• Aim of the task:
Pull every line with "Ctrl" from the entries below.

○ ○ ○ ○ ○

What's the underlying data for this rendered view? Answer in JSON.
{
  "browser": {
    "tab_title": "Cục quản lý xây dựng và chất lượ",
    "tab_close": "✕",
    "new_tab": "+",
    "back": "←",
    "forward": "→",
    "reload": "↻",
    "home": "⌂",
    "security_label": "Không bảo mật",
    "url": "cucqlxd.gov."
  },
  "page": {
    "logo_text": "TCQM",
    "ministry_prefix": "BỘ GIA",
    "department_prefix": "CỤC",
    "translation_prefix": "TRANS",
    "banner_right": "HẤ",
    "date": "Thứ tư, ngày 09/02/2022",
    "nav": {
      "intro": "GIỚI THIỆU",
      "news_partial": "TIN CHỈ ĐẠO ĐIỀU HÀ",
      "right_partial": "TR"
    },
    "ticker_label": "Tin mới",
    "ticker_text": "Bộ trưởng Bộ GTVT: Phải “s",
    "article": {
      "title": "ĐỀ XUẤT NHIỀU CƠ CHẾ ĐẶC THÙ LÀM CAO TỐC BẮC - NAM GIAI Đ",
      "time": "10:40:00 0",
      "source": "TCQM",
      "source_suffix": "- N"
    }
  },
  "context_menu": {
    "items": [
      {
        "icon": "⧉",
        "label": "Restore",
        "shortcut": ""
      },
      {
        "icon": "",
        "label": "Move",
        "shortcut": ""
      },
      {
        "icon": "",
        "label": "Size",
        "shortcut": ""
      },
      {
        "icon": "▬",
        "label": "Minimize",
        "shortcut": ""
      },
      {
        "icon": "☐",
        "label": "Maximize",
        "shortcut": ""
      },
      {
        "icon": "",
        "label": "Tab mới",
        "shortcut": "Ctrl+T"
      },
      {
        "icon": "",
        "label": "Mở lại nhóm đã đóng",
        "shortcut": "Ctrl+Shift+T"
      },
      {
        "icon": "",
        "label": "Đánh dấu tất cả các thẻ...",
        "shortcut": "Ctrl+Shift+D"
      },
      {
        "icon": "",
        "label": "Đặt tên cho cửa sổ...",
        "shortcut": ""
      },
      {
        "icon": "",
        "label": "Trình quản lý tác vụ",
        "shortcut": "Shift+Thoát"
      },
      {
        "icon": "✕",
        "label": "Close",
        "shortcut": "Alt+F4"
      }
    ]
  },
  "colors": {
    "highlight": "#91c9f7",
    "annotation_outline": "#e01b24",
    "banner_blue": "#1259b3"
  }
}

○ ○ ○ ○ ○

• Result for this exercise:
        "shortcut": "Ctrl+T"
        "shortcut": "Ctrl+Shift+T"
        "shortcut": "Ctrl+Shift+D"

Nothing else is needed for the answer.